↓↓↓

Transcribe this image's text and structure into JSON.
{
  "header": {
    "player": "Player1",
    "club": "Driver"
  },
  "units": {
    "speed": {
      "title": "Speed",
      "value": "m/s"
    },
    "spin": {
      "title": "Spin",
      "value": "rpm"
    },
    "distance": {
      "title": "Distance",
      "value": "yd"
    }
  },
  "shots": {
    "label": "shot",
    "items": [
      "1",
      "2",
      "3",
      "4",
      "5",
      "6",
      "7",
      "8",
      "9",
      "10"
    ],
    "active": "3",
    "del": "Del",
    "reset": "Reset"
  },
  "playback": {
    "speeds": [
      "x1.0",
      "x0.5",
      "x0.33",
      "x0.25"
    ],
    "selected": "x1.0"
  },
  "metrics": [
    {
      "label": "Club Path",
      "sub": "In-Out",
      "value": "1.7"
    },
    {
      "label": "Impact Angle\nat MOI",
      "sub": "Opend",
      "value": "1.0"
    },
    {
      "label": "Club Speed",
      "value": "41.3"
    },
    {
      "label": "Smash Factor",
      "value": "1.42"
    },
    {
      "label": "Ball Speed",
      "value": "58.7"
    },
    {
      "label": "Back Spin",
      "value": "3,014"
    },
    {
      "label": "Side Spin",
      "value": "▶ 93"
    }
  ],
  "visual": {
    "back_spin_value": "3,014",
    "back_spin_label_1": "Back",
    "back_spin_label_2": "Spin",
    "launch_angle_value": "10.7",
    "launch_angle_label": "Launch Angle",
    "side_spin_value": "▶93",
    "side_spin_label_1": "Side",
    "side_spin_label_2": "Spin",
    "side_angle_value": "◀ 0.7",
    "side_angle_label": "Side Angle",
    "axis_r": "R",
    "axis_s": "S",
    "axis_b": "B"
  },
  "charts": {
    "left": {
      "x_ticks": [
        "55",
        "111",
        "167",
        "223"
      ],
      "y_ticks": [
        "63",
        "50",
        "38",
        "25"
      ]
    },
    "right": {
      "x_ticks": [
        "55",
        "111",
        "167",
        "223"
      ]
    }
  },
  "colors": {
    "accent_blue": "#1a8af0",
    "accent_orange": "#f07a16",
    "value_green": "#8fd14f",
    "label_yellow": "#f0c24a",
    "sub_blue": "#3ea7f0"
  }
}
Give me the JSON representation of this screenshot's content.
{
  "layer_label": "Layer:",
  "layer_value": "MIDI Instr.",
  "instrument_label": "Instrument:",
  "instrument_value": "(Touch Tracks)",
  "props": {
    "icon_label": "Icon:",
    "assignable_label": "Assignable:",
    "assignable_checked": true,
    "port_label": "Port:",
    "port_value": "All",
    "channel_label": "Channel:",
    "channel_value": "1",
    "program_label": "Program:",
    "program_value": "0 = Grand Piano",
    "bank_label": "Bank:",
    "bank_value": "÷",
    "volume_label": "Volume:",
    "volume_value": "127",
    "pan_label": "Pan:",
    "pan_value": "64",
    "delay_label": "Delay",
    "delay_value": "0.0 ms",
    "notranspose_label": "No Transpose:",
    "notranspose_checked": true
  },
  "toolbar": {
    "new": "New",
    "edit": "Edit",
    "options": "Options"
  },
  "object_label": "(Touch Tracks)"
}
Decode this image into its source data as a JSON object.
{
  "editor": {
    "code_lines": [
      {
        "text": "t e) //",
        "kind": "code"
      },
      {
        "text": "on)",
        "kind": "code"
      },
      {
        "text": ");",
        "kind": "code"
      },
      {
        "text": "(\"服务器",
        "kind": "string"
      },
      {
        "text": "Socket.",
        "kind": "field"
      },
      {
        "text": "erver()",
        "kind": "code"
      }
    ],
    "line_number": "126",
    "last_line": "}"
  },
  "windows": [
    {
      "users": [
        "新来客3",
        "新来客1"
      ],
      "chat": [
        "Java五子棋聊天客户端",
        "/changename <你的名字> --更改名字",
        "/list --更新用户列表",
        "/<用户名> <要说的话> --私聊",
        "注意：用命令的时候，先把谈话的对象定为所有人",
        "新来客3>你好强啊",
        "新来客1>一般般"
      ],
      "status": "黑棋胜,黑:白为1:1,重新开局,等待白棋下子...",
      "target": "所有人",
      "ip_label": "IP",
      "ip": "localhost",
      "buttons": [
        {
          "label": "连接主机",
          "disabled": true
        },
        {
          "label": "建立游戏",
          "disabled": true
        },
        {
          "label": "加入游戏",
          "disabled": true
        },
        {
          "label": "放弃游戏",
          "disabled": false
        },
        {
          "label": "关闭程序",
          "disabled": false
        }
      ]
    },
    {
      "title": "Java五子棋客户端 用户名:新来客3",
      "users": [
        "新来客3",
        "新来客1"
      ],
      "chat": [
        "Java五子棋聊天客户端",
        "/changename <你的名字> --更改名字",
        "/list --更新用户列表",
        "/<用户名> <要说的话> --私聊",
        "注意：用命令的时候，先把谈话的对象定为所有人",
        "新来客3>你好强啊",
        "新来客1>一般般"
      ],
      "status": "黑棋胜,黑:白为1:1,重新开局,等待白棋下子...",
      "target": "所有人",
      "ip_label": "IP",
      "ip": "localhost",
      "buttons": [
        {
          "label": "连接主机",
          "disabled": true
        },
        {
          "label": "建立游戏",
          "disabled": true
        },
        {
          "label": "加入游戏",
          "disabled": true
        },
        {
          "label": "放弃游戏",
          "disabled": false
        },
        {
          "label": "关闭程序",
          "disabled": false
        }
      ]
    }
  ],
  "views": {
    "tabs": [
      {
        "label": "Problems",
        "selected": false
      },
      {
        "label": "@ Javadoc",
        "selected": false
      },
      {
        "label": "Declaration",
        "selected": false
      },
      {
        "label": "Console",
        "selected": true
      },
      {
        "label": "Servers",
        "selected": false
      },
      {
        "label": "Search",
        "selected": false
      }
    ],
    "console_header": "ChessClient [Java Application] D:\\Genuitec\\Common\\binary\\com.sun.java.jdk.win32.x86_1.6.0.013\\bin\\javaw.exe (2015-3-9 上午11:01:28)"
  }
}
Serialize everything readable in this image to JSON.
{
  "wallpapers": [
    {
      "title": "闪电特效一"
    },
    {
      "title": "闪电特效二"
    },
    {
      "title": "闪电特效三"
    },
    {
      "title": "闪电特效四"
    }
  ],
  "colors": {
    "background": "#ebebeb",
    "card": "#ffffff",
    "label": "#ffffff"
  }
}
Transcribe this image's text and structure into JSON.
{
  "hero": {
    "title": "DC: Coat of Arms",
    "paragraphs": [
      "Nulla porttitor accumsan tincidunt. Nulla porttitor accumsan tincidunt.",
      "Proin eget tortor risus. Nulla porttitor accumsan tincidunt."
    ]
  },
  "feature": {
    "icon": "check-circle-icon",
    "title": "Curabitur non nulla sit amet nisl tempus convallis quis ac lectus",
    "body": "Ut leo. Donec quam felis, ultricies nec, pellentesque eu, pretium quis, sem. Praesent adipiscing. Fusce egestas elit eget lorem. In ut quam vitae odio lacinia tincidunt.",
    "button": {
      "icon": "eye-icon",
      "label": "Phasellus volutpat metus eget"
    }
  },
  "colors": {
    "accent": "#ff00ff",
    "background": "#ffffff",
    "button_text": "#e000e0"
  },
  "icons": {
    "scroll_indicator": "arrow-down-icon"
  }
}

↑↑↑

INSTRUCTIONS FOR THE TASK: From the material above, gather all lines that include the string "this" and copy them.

EXERCISE SOLUTION:
Transcribe this image's text and structure into JSON.
Give me the JSON representation of this screenshot's content.
Decode this image into its source data as a JSON object.
Serialize everything readable in this image to JSON.
Transcribe this image's text and structure into JSON.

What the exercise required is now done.